> [TASK DESCRIPTION] Set every entry down again precisely.

Segment Open

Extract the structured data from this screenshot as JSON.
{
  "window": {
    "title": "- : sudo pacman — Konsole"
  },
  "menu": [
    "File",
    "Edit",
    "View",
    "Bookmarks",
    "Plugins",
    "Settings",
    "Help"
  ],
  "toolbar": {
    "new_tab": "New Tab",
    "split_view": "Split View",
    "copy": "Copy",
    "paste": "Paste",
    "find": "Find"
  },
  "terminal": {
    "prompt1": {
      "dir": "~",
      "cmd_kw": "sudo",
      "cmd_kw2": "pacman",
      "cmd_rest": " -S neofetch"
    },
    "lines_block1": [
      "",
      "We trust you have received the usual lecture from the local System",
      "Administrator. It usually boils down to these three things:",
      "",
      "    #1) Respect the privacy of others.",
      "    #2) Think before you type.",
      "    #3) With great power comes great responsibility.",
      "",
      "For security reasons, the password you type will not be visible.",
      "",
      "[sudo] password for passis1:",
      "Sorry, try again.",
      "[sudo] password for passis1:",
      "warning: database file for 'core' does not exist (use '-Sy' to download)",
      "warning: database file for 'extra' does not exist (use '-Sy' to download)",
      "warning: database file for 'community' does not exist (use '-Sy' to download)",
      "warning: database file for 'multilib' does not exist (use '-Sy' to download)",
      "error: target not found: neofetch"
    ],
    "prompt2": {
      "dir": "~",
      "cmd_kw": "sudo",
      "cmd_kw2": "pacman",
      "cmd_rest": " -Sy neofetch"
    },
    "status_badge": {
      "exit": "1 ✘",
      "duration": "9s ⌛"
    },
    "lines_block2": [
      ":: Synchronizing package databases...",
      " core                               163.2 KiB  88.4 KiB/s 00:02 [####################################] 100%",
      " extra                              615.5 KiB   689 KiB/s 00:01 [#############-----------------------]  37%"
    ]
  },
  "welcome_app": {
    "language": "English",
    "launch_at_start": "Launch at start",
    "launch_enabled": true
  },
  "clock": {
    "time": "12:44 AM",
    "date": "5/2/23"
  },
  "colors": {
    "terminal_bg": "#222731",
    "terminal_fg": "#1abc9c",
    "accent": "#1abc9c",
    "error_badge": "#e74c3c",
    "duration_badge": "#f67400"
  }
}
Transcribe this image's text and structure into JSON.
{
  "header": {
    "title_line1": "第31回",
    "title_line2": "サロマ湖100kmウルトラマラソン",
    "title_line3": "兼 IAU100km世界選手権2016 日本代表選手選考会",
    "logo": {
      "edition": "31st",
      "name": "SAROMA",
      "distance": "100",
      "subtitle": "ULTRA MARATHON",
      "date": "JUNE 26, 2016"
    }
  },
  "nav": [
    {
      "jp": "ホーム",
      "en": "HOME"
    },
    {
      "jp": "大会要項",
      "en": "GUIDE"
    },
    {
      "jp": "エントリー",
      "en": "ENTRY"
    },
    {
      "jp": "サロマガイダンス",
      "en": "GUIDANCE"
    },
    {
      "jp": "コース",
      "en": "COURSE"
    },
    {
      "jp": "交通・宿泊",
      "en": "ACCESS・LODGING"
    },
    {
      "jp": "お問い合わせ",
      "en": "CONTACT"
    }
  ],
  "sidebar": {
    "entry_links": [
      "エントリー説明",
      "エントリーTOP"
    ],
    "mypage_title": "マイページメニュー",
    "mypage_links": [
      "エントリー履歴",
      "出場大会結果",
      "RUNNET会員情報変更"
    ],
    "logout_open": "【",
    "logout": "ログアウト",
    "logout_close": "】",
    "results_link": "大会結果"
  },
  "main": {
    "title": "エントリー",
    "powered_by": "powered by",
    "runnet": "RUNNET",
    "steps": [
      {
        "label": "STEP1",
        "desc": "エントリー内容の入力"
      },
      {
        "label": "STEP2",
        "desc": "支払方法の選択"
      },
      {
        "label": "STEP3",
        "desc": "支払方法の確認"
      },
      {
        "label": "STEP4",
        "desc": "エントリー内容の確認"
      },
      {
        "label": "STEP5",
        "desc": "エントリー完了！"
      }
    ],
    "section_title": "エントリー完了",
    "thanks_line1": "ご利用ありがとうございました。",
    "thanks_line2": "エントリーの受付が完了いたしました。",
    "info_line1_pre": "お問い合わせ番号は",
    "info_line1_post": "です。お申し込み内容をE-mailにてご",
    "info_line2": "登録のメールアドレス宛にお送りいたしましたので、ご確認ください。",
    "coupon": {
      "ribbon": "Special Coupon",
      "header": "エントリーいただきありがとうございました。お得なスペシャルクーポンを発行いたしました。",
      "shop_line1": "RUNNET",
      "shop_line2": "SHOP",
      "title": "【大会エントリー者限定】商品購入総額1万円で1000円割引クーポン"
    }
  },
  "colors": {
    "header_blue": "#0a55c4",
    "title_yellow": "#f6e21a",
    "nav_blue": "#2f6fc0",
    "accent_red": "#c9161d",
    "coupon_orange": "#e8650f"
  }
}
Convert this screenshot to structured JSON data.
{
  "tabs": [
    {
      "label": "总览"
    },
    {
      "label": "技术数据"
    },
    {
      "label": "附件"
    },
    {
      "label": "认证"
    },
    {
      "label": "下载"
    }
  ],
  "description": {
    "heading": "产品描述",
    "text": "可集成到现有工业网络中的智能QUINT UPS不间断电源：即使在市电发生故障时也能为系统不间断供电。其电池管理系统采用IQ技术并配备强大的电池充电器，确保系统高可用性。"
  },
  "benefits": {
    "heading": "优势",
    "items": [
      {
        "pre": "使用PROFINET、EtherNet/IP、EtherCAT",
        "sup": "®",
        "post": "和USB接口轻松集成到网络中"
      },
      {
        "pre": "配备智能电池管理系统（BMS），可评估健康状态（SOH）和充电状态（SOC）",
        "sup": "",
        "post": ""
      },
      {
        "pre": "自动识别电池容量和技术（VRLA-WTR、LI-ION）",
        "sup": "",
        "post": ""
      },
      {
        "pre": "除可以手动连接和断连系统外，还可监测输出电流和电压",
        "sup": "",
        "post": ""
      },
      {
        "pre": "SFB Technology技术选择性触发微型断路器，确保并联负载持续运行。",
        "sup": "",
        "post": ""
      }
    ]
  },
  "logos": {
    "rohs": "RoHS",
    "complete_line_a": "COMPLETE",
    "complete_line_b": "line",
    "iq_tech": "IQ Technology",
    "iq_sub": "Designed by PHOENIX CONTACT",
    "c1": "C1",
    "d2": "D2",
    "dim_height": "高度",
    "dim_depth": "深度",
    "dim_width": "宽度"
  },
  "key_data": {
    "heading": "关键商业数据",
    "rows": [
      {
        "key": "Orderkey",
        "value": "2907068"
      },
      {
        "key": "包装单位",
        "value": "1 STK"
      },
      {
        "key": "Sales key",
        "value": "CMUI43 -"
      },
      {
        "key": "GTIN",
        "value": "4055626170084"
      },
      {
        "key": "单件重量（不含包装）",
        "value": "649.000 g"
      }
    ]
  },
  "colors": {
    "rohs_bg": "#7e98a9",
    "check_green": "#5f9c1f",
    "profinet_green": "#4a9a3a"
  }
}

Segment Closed

> [ANSWER BOX]
Extract the structured data from this screenshot as JSON.
{
  "window": {
    "title": "- : sudo pacman — Konsole"
  },
  "menu": [
    "File",
    "Edit",
    "View",
    "Bookmarks",
    "Plugins",
    "Settings",
    "Help"
  ],
  "toolbar": {
    "new_tab": "New Tab",
    "split_view": "Split View",
    "copy": "Copy",
    "paste": "Paste",
    "find": "Find"
  },
  "terminal": {
    "prompt1": {
      "dir": "~",
      "cmd_kw": "sudo",
      "cmd_kw2": "pacman",
      "cmd_rest": " -S neofetch"
    },
    "lines_block1": [
      "",
      "We trust you have received the usual lecture from the local System",
      "Administrator. It usually boils down to these three things:",
      "",
      "    #1) Respect the privacy of others.",
      "    #2) Think before you type.",
      "    #3) With great power comes great responsibility.",
      "",
      "For security reasons, the password you type will not be visible.",
      "",
      "[sudo] password for passis1:",
      "Sorry, try again.",
      "[sudo] password for passis1:",
      "warning: database file for 'core' does not exist (use '-Sy' to download)",
      "warning: database file for 'extra' does not exist (use '-Sy' to download)",
      "warning: database file for 'community' does not exist (use '-Sy' to download)",
      "warning: database file for 'multilib' does not exist (use '-Sy' to download)",
      "error: target not found: neofetch"
    ],
    "prompt2": {
      "dir": "~",
      "cmd_kw": "sudo",
      "cmd_kw2": "pacman",
      "cmd_rest": " -Sy neofetch"
    },
    "status_badge": {
      "exit": "1 ✘",
      "duration": "9s ⌛"
    },
    "lines_block2": [
      ":: Synchronizing package databases...",
      " core                               163.2 KiB  88.4 KiB/s 00:02 [####################################] 100%",
      " extra                              615.5 KiB   689 KiB/s 00:01 [#############-----------------------]  37%"
    ]
  },
  "welcome_app": {
    "language": "English",
    "launch_at_start": "Launch at start",
    "launch_enabled": true
  },
  "clock": {
    "time": "12:44 AM",
    "date": "5/2/23"
  },
  "colors": {
    "terminal_bg": "#222731",
    "terminal_fg": "#1abc9c",
    "accent": "#1abc9c",
    "error_badge": "#e74c3c",
    "duration_badge": "#f67400"
  }
}
Transcribe this image's text and structure into JSON.
{
  "header": {
    "title_line1": "第31回",
    "title_line2": "サロマ湖100kmウルトラマラソン",
    "title_line3": "兼 IAU100km世界選手権2016 日本代表選手選考会",
    "logo": {
      "edition": "31st",
      "name": "SAROMA",
      "distance": "100",
      "subtitle": "ULTRA MARATHON",
      "date": "JUNE 26, 2016"
    }
  },
  "nav": [
    {
      "jp": "ホーム",
      "en": "HOME"
    },
    {
      "jp": "大会要項",
      "en": "GUIDE"
    },
    {
      "jp": "エントリー",
      "en": "ENTRY"
    },
    {
      "jp": "サロマガイダンス",
      "en": "GUIDANCE"
    },
    {
      "jp": "コース",
      "en": "COURSE"
    },
    {
      "jp": "交通・宿泊",
      "en": "ACCESS・LODGING"
    },
    {
      "jp": "お問い合わせ",
      "en": "CONTACT"
    }
  ],
  "sidebar": {
    "entry_links": [
      "エントリー説明",
      "エントリーTOP"
    ],
    "mypage_title": "マイページメニュー",
    "mypage_links": [
      "エントリー履歴",
      "出場大会結果",
      "RUNNET会員情報変更"
    ],
    "logout_open": "【",
    "logout": "ログアウト",
    "logout_close": "】",
    "results_link": "大会結果"
  },
  "main": {
    "title": "エントリー",
    "powered_by": "powered by",
    "runnet": "RUNNET",
    "steps": [
      {
        "label": "STEP1",
        "desc": "エントリー内容の入力"
      },
      {
        "label": "STEP2",
        "desc": "支払方法の選択"
      },
      {
        "label": "STEP3",
        "desc": "支払方法の確認"
      },
      {
        "label": "STEP4",
        "desc": "エントリー内容の確認"
      },
      {
        "label": "STEP5",
        "desc": "エントリー完了！"
      }
    ],
    "section_title": "エントリー完了",
    "thanks_line1": "ご利用ありがとうございました。",
    "thanks_line2": "エントリーの受付が完了いたしました。",
    "info_line1_pre": "お問い合わせ番号は",
    "info_line1_post": "です。お申し込み内容をE-mailにてご",
    "info_line2": "登録のメールアドレス宛にお送りいたしましたので、ご確認ください。",
    "coupon": {
      "ribbon": "Special Coupon",
      "header": "エントリーいただきありがとうございました。お得なスペシャルクーポンを発行いたしました。",
      "shop_line1": "RUNNET",
      "shop_line2": "SHOP",
      "title": "【大会エントリー者限定】商品購入総額1万円で1000円割引クーポン"
    }
  },
  "colors": {
    "header_blue": "#0a55c4",
    "title_yellow": "#f6e21a",
    "nav_blue": "#2f6fc0",
    "accent_red": "#c9161d",
    "coupon_orange": "#e8650f"
  }
}
Convert this screenshot to structured JSON data.
{
  "tabs": [
    {
      "label": "总览"
    },
    {
      "label": "技术数据"
    },
    {
      "label": "附件"
    },
    {
      "label": "认证"
    },
    {
      "label": "下载"
    }
  ],
  "description": {
    "heading": "产品描述",
    "text": "可集成到现有工业网络中的智能QUINT UPS不间断电源：即使在市电发生故障时也能为系统不间断供电。其电池管理系统采用IQ技术并配备强大的电池充电器，确保系统高可用性。"
  },
  "benefits": {
    "heading": "优势",
    "items": [
      {
        "pre": "使用PROFINET、EtherNet/IP、EtherCAT",
        "sup": "®",
        "post": "和USB接口轻松集成到网络中"
      },
      {
        "pre": "配备智能电池管理系统（BMS），可评估健康状态（SOH）和充电状态（SOC）",
        "sup": "",
        "post": ""
      },
      {
        "pre": "自动识别电池容量和技术（VRLA-WTR、LI-ION）",
        "sup": "",
        "post": ""
      },
      {
        "pre": "除可以手动连接和断连系统外，还可监测输出电流和电压",
        "sup": "",
        "post": ""
      },
      {
        "pre": "SFB Technology技术选择性触发微型断路器，确保并联负载持续运行。",
        "sup": "",
        "post": ""
      }
    ]
  },
  "logos": {
    "rohs": "RoHS",
    "complete_line_a": "COMPLETE",
    "complete_line_b": "line",
    "iq_tech": "IQ Technology",
    "iq_sub": "Designed by PHOENIX CONTACT",
    "c1": "C1",
    "d2": "D2",
    "dim_height": "高度",
    "dim_depth": "深度",
    "dim_width": "宽度"
  },
  "key_data": {
    "heading": "关键商业数据",
    "rows": [
      {
        "key": "Orderkey",
        "value": "2907068"
      },
      {
        "key": "包装单位",
        "value": "1 STK"
      },
      {
        "key": "Sales key",
        "value": "CMUI43 -"
      },
      {
        "key": "GTIN",
        "value": "4055626170084"
      },
      {
        "key": "单件重量（不含包装）",
        "value": "649.000 g"
      }
    ]
  },
  "colors": {
    "rohs_bg": "#7e98a9",
    "check_green": "#5f9c1f",
    "profinet_green": "#4a9a3a"
  }
}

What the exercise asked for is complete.